Athens (dpa) – Greece certainly has had a starring role in films in the past. Consider “Zorba the Greek” or “Captain Corelli’s Mandolin.” Maybe the cult diving film “The Big Blue” might even ring a bell.
All of these movies, however, date back decades.
Since then, many producers have avoided filming in Greece, fearing complicated bureaucracy – and given the lack of subsidies.
A law passed in 2017 has changed all that. Greece is now enjoying a real film boom, according to the Greek Film Commission.
The state now offers subsidies of up to 40 per cent of production costs if a project involves a Greek producer.
In 2021 alone, some 18 films are being shot in Greece, according to local media reports. They involve a clutch of stars, from Daniel Craig of James Bond fame to Tom Hanks, Lea Seydoux and Jamie Lee Curtis. Director David Cronenberg of “Videodrome” fame is also filming there.
“Over the past three years, we’ve had nearly 500 requests thanks to the new law,” Venia Vergou of the National Centre of Audiovisual Media and Communication (Ekome) tells dpa.
Some 100 films have been shot since 2017, bringing more than 97 million euros (114 million dollars) to Greece in the process.
“Paying 40 per cent of production costs, we give the most support across Europe – only Malta offers that much,” she says.
Other countries only contribute some 25 to 35 per cent of the costs, according to Vergou.
The Greek film commission does not influence the form and content of films in any way, she says. Rather, the agency is “the producers’ gateway into the country” and handles a slew of bureaucratic hurdles thanks to its links to the Ministry of Culture.
It also provides support with organizational issues, any questions the filmmakers might have, as well as all other manner of concerns.
As Ekome describes itself: “Ekome functions as a focal point, and at the same time, as an incubator of ideas and actions, which will allow the necessary conditions to be gradually created, so that young people can find the creative way they seek first in their country and in the international labour market.”
Bureaucracy in Greece can be vast – and often, in the past, it was compounded by a lack of political will.
Many Greeks think back bitterly to the 2016 film “Jason Bourne.”

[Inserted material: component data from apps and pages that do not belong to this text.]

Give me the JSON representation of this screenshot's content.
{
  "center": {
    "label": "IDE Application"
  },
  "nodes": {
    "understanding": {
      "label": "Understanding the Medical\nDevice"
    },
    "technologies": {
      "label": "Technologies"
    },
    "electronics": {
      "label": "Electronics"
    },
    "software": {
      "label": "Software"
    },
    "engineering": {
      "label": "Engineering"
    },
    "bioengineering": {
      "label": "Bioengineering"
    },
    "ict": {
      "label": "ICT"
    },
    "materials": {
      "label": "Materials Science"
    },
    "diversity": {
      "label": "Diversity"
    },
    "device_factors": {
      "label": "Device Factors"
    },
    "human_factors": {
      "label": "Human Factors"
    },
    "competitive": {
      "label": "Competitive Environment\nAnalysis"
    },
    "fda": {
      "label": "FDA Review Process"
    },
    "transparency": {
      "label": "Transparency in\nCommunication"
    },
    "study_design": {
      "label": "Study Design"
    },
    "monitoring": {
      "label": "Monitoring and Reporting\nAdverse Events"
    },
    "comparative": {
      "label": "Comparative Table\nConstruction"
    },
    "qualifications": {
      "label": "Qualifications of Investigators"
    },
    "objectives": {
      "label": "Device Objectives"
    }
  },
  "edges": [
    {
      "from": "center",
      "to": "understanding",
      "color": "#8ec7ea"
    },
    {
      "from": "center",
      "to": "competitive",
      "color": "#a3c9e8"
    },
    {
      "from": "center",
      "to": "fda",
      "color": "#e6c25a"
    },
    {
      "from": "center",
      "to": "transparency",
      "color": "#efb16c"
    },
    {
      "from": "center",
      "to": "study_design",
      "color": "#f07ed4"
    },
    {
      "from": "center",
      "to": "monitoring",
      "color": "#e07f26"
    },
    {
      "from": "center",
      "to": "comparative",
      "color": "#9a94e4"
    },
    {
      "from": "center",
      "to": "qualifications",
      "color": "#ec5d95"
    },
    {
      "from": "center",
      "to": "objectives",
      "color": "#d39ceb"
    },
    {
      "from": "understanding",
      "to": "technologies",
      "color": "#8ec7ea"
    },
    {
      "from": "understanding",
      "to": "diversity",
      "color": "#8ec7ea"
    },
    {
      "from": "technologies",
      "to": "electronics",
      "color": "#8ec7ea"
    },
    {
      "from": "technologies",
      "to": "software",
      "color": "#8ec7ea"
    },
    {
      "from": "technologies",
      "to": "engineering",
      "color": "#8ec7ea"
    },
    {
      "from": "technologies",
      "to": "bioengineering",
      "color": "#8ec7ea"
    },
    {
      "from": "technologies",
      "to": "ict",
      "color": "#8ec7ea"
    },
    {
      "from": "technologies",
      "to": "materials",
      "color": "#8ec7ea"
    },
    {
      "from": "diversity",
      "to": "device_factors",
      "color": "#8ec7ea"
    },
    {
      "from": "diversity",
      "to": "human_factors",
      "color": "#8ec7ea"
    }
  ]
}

Lead actor Matt Damon raced through Athens on screen – but the film was actually shot in Spain thanks to subsidies available there.
More painful still was “Hercules,” the 2014 film starring Dwayne Johnson about a topic that is obviously Greek – but shot in Budapest.
At the time, co-screenwriter Evan Spiliotopoulos said: “Greece didn’t make it easy for us, didn’t open doors, didn’t offer anything. So it was rejected as a filming location.”
That’s all in the past now, according to industry experts.
“The 40-per-cent discount has given the industry a real push to shoot here,” according to Greek film producer Konstantinos Kontovrakis.
Last year, he shot 70 per cent of Swedish director Ruben Ostlund’s new film “Triangle Of Sadness,” featuring Woody Harrelson, with his Greek production company.
The film commission does a great deal of important work helping with bureaucracy, Kontovrakis says, praising its extensive support.
An interested film producer just has to contact the commission, and it will take care of all the formalities, he says.
Moreover, he says, “there’s a highly advanced film infrastructure in Greece and suitable personnel, from experienced technicians to the smallest helper.”